When the Islamic Rage Boy phenomenon took off and Shakeel had his face reproduced all over the world, the local police got worried and brought him in for questioning.
“They had photocopies from the internet which they showed to me.”
They told Shakeel to stop going on demonstrations but he refused.
He says he was brought before one of Srinagar’s most senior police officers, who offered him an administrative job in the government, and said he would find him a girl to marry. I believe him – Indian authorities have a habit of trying to rehabilitate militants who are no longer an obvious threat.
“They said they would drop all the cases against me if I quit going to demos.” He refused.
I suggested to Shakeel that he must have been tempted by the prospect of a job and a wife – he was unlikely ever to get such a good opportunity again. He looked shy and covered his face with his hands.
“I want to marry a non-Muslim woman and convert her to Islam.”
Why? I asked.
In a moment that might have come straight out of the Borat film, he answered in a soft, serious voice: “I have been told that if I can convince a non-Muslim woman to marry me – but not convert her by force – then there will be a place for me in heaven.”
I suggested there might be some suitable candidates in Britain. “If the offer comes,” Shakeel said, “I am ready to accept it.”
Did he ever use the internet? “I don’t have knowledge of it. I cannot go to the internet shops and spend 30 rupees an hour.
I never board a bus, I walk to the city centre if I am going to a protest. I don’t smoke and I don’t take tea from tea stalls. If I need some money, I have to ask my brothers to give it to me.”
Since he is unable to read properly, I had presumed that Shakeel would have a limited idea of the extent of his internet fame. But he showed me a pair of folders.
Some friends had trawled through different sites and printed off computer-altered pictures of him.
Shakeel leafed through the pages: Islamic Rage Boy on clothes, being force-fed a pork chop, as a vampire, as a beer bottle, as a woman in a bikini, as ‘Jihady Idol’, as ‘Adolf Mohammed Rage Boy’, distended and jabbing his finger at a photographer above a quote from Christopher Hitchens: “It’s impossible to satisfy Rage Boy and his ilk. It’s stupid to try.”
One picture showed what looked like an American preacher holding a microphone while wearing a Rage Boy baseball cap. Shakeel stopped on an image of his face superimposed on a pig.
He looked profoundly shocked and upset by this picture. What did he feel?

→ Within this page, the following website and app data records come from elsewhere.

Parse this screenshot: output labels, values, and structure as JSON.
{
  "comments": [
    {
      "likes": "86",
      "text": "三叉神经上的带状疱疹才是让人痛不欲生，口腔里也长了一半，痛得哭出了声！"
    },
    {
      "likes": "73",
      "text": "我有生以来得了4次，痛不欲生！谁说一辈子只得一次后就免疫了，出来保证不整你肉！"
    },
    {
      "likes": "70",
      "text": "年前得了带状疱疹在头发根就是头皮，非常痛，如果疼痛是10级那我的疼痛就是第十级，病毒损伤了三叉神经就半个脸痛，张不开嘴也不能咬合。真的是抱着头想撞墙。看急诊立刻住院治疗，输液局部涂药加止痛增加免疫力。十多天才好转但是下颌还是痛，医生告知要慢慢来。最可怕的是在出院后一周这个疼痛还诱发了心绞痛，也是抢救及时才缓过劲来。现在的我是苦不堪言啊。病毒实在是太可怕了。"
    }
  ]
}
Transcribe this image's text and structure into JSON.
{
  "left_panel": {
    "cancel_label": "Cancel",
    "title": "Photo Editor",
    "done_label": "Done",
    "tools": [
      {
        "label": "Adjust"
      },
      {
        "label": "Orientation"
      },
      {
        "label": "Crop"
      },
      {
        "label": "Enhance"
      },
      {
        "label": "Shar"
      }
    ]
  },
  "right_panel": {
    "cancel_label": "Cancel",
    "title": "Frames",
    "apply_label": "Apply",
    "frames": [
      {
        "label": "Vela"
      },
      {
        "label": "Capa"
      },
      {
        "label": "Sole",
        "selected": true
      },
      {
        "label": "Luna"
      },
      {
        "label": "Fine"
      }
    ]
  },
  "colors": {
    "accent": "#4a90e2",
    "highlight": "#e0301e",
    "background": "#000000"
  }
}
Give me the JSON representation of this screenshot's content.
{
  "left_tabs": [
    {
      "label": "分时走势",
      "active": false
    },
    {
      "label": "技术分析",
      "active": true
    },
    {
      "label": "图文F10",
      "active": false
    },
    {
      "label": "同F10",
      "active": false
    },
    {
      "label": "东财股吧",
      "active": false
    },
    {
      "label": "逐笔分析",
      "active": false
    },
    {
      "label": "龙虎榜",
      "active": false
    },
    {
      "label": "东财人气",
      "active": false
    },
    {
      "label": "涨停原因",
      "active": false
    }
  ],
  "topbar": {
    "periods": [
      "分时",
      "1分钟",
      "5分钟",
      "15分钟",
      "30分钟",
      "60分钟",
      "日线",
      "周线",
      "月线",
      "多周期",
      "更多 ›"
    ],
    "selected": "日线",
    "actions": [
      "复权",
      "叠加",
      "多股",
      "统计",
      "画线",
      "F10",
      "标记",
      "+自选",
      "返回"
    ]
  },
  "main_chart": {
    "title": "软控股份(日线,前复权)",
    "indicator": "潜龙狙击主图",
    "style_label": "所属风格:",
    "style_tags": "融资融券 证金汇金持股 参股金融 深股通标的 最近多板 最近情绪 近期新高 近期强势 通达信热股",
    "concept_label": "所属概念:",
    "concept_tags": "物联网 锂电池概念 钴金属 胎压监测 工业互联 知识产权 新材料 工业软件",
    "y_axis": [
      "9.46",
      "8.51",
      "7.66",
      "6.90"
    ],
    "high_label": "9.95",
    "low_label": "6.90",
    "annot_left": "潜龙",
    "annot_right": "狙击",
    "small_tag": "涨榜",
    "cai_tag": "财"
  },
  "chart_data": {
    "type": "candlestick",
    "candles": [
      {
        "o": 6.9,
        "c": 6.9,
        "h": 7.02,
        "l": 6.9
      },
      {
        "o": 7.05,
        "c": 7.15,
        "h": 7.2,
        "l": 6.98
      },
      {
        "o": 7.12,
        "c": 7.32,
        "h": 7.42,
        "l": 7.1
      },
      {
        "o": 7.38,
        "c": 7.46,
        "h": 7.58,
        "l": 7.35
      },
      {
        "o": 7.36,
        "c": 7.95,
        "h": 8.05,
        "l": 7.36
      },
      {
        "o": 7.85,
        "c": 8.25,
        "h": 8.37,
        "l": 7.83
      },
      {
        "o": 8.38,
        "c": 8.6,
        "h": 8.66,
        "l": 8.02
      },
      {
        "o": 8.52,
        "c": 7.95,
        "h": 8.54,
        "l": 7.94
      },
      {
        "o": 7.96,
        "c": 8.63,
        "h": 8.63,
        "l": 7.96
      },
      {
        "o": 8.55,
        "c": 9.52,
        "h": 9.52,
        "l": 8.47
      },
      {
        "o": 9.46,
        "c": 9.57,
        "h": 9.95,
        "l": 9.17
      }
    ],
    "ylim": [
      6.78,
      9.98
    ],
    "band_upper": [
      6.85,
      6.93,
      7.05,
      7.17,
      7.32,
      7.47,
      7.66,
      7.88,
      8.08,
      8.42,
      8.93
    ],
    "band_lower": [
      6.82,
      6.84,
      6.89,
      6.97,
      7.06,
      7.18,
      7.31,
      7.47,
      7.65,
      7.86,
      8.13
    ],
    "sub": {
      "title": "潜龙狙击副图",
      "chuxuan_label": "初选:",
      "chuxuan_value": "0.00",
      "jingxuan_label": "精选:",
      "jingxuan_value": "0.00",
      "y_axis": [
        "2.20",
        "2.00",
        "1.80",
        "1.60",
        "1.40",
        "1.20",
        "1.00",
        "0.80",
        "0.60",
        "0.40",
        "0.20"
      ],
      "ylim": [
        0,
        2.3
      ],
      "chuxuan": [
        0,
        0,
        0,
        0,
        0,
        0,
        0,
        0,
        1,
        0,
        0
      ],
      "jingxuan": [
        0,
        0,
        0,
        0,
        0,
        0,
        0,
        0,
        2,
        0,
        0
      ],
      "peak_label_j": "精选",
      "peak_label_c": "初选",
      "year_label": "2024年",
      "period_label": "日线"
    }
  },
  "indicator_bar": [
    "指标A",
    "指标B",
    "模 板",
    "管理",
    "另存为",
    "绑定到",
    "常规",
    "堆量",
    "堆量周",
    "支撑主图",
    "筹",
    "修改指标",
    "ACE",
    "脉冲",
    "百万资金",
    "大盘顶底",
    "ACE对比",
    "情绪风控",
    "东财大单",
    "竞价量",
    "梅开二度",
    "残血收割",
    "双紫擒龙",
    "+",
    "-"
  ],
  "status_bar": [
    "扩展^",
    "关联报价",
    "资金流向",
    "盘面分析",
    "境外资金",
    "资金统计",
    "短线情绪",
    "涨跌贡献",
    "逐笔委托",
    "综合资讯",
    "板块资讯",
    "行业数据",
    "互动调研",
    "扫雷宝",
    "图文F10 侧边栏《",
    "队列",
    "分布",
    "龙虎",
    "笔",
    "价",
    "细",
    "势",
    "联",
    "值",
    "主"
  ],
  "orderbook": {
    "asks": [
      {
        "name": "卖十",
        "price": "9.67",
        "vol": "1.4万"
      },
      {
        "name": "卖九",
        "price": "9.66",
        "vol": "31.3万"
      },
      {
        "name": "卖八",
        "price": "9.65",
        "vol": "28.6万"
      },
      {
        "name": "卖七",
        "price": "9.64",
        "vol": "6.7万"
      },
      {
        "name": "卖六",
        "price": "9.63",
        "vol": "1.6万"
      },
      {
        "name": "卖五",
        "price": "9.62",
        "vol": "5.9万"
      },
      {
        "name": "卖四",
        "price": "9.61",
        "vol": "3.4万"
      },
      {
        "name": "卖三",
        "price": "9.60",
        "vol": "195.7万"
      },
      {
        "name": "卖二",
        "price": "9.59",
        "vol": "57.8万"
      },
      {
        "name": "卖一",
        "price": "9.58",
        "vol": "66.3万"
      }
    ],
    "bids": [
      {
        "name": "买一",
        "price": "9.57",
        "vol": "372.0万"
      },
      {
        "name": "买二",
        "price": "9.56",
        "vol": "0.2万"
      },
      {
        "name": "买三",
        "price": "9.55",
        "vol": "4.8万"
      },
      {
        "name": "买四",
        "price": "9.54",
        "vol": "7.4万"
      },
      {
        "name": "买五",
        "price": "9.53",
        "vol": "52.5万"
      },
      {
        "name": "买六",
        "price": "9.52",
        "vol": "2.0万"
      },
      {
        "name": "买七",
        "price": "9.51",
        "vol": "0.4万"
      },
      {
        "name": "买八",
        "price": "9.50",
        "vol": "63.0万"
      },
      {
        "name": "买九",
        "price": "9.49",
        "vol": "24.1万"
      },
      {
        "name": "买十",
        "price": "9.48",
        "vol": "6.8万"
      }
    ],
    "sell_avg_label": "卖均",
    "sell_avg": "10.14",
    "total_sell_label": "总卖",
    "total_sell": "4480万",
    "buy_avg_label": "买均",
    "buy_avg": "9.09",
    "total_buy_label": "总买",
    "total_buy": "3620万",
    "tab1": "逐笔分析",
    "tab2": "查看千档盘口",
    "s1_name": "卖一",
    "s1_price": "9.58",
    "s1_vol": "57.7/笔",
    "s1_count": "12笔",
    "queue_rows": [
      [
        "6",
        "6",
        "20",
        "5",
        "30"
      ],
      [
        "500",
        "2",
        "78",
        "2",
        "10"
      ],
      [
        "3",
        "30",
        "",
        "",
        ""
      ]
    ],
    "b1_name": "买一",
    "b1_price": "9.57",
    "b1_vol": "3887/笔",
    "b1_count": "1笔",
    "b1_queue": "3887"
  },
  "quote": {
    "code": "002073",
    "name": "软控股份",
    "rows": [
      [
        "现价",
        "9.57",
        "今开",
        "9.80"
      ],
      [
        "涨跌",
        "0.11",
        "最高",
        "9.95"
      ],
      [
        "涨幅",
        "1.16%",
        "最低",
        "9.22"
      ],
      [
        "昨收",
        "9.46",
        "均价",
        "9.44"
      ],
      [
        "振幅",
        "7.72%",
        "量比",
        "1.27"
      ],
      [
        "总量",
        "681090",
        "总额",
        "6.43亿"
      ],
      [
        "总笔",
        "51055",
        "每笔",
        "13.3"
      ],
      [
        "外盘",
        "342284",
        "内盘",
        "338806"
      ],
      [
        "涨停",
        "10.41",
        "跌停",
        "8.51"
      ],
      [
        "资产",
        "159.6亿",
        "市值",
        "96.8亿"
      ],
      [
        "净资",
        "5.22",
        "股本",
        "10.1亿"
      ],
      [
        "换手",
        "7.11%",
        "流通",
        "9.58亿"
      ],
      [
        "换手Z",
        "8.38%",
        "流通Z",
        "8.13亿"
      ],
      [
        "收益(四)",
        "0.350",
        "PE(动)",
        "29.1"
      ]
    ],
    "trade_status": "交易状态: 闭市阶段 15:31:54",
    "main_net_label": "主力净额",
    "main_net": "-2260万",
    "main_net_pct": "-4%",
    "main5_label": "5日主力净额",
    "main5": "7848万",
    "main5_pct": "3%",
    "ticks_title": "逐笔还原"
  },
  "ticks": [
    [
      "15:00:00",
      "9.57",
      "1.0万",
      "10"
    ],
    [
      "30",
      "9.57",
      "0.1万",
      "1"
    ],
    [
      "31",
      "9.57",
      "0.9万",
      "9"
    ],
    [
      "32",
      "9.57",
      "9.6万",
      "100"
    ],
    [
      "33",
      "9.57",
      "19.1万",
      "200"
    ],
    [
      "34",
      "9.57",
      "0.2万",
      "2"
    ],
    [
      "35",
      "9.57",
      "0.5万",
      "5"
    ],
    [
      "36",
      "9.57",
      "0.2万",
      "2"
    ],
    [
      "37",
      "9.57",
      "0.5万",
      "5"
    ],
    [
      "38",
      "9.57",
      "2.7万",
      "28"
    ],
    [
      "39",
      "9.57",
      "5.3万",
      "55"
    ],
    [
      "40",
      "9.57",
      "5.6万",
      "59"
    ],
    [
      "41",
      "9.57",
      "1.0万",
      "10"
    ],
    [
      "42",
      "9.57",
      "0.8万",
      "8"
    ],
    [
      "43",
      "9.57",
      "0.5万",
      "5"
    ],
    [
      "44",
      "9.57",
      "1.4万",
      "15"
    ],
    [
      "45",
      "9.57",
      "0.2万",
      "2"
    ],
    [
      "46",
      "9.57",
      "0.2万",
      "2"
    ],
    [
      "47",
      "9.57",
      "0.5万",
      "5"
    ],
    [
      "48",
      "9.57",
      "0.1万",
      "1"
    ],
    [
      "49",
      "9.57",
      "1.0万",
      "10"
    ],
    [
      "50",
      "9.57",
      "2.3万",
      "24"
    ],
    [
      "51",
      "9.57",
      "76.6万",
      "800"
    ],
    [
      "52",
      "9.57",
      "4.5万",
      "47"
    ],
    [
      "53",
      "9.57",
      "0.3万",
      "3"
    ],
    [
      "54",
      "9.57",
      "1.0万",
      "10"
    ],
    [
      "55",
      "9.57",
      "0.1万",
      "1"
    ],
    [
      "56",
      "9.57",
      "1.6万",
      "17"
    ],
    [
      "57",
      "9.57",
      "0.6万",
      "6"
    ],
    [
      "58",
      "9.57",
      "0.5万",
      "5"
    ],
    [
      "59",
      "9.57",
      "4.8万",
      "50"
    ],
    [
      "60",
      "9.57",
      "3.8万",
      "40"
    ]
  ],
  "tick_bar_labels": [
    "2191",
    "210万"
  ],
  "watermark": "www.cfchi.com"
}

“I surely get hurt when I see these pictures,” he said. “This is terrorism for me. The people who do this are showing their own culture, so why do they tell us that we are uncivilised?’
I asked what would stop him protesting. What would satisfy him? “If peace were to prevail in the entire world and people would understand the message of the Koran. You can’t bring peace by beating the drums or killing people,” he replied.
Certainly sounds different to the man portrayed in this previous article.